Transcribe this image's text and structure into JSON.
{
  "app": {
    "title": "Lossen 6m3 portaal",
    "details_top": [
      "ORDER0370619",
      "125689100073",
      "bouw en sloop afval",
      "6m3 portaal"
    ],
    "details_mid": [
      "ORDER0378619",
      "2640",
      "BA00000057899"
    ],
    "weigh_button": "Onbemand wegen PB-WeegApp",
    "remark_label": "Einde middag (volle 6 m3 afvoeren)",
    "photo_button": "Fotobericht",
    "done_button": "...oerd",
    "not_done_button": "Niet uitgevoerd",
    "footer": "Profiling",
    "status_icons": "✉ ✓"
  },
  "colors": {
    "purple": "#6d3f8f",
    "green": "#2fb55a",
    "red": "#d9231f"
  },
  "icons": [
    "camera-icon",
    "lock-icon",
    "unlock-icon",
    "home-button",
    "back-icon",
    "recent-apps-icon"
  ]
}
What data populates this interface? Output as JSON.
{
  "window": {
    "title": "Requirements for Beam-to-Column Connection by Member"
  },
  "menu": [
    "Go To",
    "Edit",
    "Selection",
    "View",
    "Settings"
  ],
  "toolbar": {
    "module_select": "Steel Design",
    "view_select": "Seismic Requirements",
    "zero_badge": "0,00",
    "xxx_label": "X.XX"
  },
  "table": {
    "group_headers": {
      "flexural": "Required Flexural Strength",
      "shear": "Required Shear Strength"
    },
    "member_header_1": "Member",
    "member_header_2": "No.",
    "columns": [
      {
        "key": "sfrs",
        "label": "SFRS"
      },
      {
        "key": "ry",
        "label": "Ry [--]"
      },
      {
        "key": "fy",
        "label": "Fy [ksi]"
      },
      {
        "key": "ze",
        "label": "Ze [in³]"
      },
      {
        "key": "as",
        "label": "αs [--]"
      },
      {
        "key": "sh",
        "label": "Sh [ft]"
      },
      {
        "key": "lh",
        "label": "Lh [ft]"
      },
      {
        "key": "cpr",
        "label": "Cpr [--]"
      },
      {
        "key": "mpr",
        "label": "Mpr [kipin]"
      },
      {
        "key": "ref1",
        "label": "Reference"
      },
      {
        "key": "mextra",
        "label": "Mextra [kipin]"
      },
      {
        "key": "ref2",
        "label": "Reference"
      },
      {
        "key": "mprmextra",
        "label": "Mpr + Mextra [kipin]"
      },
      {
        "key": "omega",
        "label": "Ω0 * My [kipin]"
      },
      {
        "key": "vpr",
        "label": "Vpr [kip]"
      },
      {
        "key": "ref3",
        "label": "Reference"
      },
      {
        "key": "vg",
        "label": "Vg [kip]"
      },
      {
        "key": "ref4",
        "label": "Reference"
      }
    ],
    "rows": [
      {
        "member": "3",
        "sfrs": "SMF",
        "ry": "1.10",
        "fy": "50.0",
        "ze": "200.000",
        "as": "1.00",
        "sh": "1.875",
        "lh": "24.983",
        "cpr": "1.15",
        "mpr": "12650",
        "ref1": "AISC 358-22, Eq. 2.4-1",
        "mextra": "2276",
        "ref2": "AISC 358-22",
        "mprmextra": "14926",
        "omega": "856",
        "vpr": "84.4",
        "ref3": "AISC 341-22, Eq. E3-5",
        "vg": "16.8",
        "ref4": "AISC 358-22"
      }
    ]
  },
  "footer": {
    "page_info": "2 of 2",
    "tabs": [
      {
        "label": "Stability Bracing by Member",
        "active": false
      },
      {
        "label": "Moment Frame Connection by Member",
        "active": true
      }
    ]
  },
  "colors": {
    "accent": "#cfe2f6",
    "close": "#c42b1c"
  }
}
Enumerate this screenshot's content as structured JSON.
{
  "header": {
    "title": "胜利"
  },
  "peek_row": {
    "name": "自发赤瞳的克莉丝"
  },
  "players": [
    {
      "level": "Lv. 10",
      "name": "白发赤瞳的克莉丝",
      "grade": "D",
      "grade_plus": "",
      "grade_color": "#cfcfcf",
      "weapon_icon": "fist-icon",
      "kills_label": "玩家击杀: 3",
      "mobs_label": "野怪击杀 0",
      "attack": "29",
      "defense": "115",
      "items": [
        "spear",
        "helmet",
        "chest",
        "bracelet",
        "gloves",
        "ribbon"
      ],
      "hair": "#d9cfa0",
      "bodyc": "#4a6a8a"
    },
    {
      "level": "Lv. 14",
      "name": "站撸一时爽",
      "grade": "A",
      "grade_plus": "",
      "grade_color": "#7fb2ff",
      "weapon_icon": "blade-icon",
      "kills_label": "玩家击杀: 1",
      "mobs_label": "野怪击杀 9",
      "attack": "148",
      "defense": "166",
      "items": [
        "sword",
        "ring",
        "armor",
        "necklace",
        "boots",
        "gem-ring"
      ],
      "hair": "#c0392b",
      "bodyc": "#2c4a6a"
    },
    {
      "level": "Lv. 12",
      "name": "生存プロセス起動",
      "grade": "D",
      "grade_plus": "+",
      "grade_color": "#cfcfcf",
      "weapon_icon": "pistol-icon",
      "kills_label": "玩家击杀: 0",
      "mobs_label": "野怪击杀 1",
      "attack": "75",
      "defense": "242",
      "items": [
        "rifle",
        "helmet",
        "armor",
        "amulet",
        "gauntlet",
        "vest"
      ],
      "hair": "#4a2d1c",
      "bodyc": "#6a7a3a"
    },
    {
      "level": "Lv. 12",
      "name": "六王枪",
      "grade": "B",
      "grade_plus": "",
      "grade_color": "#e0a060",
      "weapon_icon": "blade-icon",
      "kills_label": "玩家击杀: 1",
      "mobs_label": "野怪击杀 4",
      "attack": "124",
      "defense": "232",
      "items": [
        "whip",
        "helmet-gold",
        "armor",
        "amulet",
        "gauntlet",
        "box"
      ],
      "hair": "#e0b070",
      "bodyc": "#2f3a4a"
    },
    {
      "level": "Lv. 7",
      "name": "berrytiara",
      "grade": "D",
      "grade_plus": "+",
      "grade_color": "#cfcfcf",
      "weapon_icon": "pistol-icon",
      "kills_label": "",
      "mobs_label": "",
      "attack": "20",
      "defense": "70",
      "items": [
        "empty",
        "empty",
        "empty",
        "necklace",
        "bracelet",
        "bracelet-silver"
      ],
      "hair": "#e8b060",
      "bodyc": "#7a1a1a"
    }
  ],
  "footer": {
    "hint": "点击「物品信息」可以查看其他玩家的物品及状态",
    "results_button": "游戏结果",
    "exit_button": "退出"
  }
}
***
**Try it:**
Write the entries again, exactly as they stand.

**Answer space:**
Transcribe this image's text and structure into JSON.
{
  "app": {
    "title": "Lossen 6m3 portaal",
    "details_top": [
      "ORDER0370619",
      "125689100073",
      "bouw en sloop afval",
      "6m3 portaal"
    ],
    "details_mid": [
      "ORDER0378619",
      "2640",
      "BA00000057899"
    ],
    "weigh_button": "Onbemand wegen PB-WeegApp",
    "remark_label": "Einde middag (volle 6 m3 afvoeren)",
    "photo_button": "Fotobericht",
    "done_button": "...oerd",
    "not_done_button": "Niet uitgevoerd",
    "footer": "Profiling",
    "status_icons": "✉ ✓"
  },
  "colors": {
    "purple": "#6d3f8f",
    "green": "#2fb55a",
    "red": "#d9231f"
  },
  "icons": [
    "camera-icon",
    "lock-icon",
    "unlock-icon",
    "home-button",
    "back-icon",
    "recent-apps-icon"
  ]
}
What data populates this interface? Output as JSON.
{
  "window": {
    "title": "Requirements for Beam-to-Column Connection by Member"
  },
  "menu": [
    "Go To",
    "Edit",
    "Selection",
    "View",
    "Settings"
  ],
  "toolbar": {
    "module_select": "Steel Design",
    "view_select": "Seismic Requirements",
    "zero_badge": "0,00",
    "xxx_label": "X.XX"
  },
  "table": {
    "group_headers": {
      "flexural": "Required Flexural Strength",
      "shear": "Required Shear Strength"
    },
    "member_header_1": "Member",
    "member_header_2": "No.",
    "columns": [
      {
        "key": "sfrs",
        "label": "SFRS"
      },
      {
        "key": "ry",
        "label": "Ry [--]"
      },
      {
        "key": "fy",
        "label": "Fy [ksi]"
      },
      {
        "key": "ze",
        "label": "Ze [in³]"
      },
      {
        "key": "as",
        "label": "αs [--]"
      },
      {
        "key": "sh",
        "label": "Sh [ft]"
      },
      {
        "key": "lh",
        "label": "Lh [ft]"
      },
      {
        "key": "cpr",
        "label": "Cpr [--]"
      },
      {
        "key": "mpr",
        "label": "Mpr [kipin]"
      },
      {
        "key": "ref1",
        "label": "Reference"
      },
      {
        "key": "mextra",
        "label": "Mextra [kipin]"
      },
      {
        "key": "ref2",
        "label": "Reference"
      },
      {
        "key": "mprmextra",
        "label": "Mpr + Mextra [kipin]"
      },
      {
        "key": "omega",
        "label": "Ω0 * My [kipin]"
      },
      {
        "key": "vpr",
        "label": "Vpr [kip]"
      },
      {
        "key": "ref3",
        "label": "Reference"
      },
      {
        "key": "vg",
        "label": "Vg [kip]"
      },
      {
        "key": "ref4",
        "label": "Reference"
      }
    ],
    "rows": [
      {
        "member": "3",
        "sfrs": "SMF",
        "ry": "1.10",
        "fy": "50.0",
        "ze": "200.000",
        "as": "1.00",
        "sh": "1.875",
        "lh": "24.983",
        "cpr": "1.15",
        "mpr": "12650",
        "ref1": "AISC 358-22, Eq. 2.4-1",
        "mextra": "2276",
        "ref2": "AISC 358-22",
        "mprmextra": "14926",
        "omega": "856",
        "vpr": "84.4",
        "ref3": "AISC 341-22, Eq. E3-5",
        "vg": "16.8",
        "ref4": "AISC 358-22"
      }
    ]
  },
  "footer": {
    "page_info": "2 of 2",
    "tabs": [
      {
        "label": "Stability Bracing by Member",
        "active": false
      },
      {
        "label": "Moment Frame Connection by Member",
        "active": true
      }
    ]
  },
  "colors": {
    "accent": "#cfe2f6",
    "close": "#c42b1c"
  }
}
Enumerate this screenshot's content as structured JSON.
{
  "header": {
    "title": "胜利"
  },
  "peek_row": {
    "name": "自发赤瞳的克莉丝"
  },
  "players": [
    {
      "level": "Lv. 10",
      "name": "白发赤瞳的克莉丝",
      "grade": "D",
      "grade_plus": "",
      "grade_color": "#cfcfcf",
      "weapon_icon": "fist-icon",
      "kills_label": "玩家击杀: 3",
      "mobs_label": "野怪击杀 0",
      "attack": "29",
      "defense": "115",
      "items": [
        "spear",
        "helmet",
        "chest",
        "bracelet",
        "gloves",
        "ribbon"
      ],
      "hair": "#d9cfa0",
      "bodyc": "#4a6a8a"
    },
    {
      "level": "Lv. 14",
      "name": "站撸一时爽",
      "grade": "A",
      "grade_plus": "",
      "grade_color": "#7fb2ff",
      "weapon_icon": "blade-icon",
      "kills_label": "玩家击杀: 1",
      "mobs_label": "野怪击杀 9",
      "attack": "148",
      "defense": "166",
      "items": [
        "sword",
        "ring",
        "armor",
        "necklace",
        "boots",
        "gem-ring"
      ],
      "hair": "#c0392b",
      "bodyc": "#2c4a6a"
    },
    {
      "level": "Lv. 12",
      "name": "生存プロセス起動",
      "grade": "D",
      "grade_plus": "+",
      "grade_color": "#cfcfcf",
      "weapon_icon": "pistol-icon",
      "kills_label": "玩家击杀: 0",
      "mobs_label": "野怪击杀 1",
      "attack": "75",
      "defense": "242",
      "items": [
        "rifle",
        "helmet",
        "armor",
        "amulet",
        "gauntlet",
        "vest"
      ],
      "hair": "#4a2d1c",
      "bodyc": "#6a7a3a"
    },
    {
      "level": "Lv. 12",
      "name": "六王枪",
      "grade": "B",
      "grade_plus": "",
      "grade_color": "#e0a060",
      "weapon_icon": "blade-icon",
      "kills_label": "玩家击杀: 1",
      "mobs_label": "野怪击杀 4",
      "attack": "124",
      "defense": "232",
      "items": [
        "whip",
        "helmet-gold",
        "armor",
        "amulet",
        "gauntlet",
        "box"
      ],
      "hair": "#e0b070",
      "bodyc": "#2f3a4a"
    },
    {
      "level": "Lv. 7",
      "name": "berrytiara",
      "grade": "D",
      "grade_plus": "+",
      "grade_color": "#cfcfcf",
      "weapon_icon": "pistol-icon",
      "kills_label": "",
      "mobs_label": "",
      "attack": "20",
      "defense": "70",
      "items": [
        "empty",
        "empty",
        "empty",
        "necklace",
        "bracelet",
        "bracelet-silver"
      ],
      "hair": "#e8b060",
      "bodyc": "#7a1a1a"
    }
  ],
  "footer": {
    "hint": "点击「物品信息」可以查看其他玩家的物品及状态",
    "results_button": "游戏结果",
    "exit_button": "退出"
  }
}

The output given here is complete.